If you go to sleepaway camp, there's probably a nurse on staff. Your school is likely to have one, too. Nurses make up the largest share of health care professionals in the United States and around the world.
The founder of modern nursing was Florence Nightingale. Nursing wasn't always a respected occupation. In the mid-1800s, when Nightingale was growing up, wealthy British families like hers wanted just one "job" for their daughters: to marry and raise a family.
Educated at home, Nightingale excelled in math and languages. She could read and write six languages at an early age. In her teens she began feeling "calls from God" to lessen human suffering, she said. She thought that becoming a nurse was the best way to do this.
Her parents said no, that nursing was not proper for a young woman of her social class. But she persisted. When she was age 30, she traveled to Germany for nurses training. By 1853 she was head of a hospital in London, England, for governesses, women who couldn't afford private care but would not consider going to a public facility.
Nightingale's worldwide fame as a nurse resulted from the Crimean War (1853-1856), during which Russia fought the Ottoman Empire, Britain and France.
When the British people learned of the terrible conditions in their army hospitals — where many more soldiers died of infection than war wounds — they demanded change. Nightingale was asked to lead a group of 38 nurses to the military field hospital at Scutari (in present-day Istanbul, Turkey).
The facility was crowded and filthy. There was little medicine and no soap, clean linens or drinking water. Rats ran under the beds. Lice and fleas were everywhere.
Some of the men running the hospital considered Nightingale unladylike and a nuisance. But she kept pushing as her nurses worked to clean up the place and care for patients. Healthy food, clean clothing, medicines and other supplies were provided. A special team arrived from Britain to flush out the sewers and improve airflow indoors. The hospital's death rate dropped substantially.
Nightingale's workday never ended. At night she walked the wards comforting the wounded, sometimes writing letters to home for them. They called her "the Lady with the Lamp" and "the Angel of Crimea."
She did this despite having become very ill shortly after arriving at the hospital in 1855. There was no effective treatment for her disease, probably caused by drinking contaminated milk, and it afflicted her for decades.
Still, she kept working. She created a statistics diagram showing how better hygiene in hospitals saves lives. She established the world's first professional nursing school, now part of King's College London. The United States government consulted her about its field hospitals in the Civil War, and officials in India sought her advice about public health. Her books on hospitals and nursing are still read by health care workers today, 112 years after her death.

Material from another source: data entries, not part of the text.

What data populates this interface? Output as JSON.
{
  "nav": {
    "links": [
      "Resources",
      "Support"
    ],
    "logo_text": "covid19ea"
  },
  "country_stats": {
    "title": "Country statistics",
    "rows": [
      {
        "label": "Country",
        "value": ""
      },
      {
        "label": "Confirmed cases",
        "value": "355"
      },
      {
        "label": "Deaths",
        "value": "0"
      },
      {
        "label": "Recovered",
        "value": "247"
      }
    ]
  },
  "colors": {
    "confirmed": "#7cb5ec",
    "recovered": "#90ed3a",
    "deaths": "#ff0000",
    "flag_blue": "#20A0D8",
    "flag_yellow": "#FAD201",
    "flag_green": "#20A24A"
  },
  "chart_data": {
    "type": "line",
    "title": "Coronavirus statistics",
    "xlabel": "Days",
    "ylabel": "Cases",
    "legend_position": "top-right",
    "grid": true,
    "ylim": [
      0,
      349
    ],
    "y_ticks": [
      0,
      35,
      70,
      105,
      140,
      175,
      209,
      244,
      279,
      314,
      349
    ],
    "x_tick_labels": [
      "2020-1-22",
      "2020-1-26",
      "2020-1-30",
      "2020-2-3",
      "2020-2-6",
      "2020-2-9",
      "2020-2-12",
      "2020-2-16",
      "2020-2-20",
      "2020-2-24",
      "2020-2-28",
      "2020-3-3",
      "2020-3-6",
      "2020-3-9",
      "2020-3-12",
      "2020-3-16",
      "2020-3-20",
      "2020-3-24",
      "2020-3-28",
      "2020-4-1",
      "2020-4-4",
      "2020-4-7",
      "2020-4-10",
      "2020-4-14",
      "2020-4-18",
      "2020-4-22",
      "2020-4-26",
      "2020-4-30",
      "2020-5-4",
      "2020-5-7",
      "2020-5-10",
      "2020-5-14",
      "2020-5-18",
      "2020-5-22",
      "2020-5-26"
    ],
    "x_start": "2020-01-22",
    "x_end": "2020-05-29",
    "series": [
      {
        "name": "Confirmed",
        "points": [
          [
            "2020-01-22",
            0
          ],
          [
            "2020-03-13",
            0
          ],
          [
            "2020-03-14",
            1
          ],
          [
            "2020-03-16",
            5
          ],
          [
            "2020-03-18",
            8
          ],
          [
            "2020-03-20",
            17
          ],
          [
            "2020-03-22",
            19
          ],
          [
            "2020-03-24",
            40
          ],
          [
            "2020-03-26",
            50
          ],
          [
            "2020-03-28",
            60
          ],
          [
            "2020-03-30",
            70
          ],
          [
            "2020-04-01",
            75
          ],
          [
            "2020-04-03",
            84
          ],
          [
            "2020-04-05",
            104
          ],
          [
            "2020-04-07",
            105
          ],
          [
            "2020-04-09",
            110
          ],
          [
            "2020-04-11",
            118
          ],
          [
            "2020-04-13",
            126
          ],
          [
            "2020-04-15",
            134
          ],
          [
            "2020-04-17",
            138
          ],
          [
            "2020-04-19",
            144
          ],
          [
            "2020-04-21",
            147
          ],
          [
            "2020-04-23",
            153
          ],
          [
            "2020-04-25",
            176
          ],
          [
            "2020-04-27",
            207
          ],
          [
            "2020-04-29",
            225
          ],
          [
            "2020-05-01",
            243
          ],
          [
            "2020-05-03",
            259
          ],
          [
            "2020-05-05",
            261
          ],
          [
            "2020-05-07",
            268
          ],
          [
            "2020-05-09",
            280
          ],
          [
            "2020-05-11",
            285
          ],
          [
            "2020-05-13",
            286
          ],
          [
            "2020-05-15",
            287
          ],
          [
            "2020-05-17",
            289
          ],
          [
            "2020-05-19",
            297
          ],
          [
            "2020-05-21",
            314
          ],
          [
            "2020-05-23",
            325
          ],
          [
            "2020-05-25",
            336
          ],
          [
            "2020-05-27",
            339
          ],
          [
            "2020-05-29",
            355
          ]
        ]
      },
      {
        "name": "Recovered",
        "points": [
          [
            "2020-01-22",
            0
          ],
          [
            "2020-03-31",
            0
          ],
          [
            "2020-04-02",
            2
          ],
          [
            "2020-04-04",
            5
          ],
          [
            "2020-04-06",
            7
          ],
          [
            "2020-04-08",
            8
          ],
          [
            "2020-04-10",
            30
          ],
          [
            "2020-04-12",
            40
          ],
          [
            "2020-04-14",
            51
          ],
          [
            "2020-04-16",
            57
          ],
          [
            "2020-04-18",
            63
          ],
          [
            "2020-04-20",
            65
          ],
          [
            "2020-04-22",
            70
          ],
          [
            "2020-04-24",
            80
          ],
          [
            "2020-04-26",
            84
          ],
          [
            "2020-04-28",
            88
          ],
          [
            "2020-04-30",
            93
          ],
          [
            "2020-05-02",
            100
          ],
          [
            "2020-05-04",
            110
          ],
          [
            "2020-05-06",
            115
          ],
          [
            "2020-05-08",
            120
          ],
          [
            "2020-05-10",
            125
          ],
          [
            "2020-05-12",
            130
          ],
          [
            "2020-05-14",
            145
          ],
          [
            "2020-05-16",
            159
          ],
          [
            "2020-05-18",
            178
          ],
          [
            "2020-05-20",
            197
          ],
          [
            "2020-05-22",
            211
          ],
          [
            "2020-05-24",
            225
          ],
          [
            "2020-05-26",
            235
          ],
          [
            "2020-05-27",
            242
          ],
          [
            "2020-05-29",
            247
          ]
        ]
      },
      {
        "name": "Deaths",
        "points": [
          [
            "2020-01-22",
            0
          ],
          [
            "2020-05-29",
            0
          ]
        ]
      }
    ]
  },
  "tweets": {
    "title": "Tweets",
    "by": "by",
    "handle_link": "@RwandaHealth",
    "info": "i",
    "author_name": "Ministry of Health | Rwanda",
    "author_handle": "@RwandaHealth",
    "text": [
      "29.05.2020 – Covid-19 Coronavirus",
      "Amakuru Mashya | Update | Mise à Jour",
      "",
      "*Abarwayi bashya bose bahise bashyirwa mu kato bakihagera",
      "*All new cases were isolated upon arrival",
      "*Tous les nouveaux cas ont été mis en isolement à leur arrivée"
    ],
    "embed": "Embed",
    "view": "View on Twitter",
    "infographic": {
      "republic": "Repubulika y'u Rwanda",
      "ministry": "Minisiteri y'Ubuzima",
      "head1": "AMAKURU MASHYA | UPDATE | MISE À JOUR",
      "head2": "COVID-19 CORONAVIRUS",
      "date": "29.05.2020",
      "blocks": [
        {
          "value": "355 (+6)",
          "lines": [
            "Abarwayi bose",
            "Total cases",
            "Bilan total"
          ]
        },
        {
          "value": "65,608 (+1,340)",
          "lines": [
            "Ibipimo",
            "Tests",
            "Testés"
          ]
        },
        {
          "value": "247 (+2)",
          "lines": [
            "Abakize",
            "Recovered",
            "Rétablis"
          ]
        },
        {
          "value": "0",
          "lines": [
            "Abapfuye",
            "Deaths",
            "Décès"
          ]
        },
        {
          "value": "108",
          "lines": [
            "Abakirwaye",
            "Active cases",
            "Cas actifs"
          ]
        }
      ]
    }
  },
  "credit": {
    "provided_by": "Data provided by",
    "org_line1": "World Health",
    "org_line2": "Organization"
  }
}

Thanks to Nightingale, the public came to regard nursing as an important and honorable profession, something the coronavirus pandemic has reemphasized. And it's not just a job for women: 10 percent of today's nurses are men, according to the World Health Organization. That, too, is something to celebrate.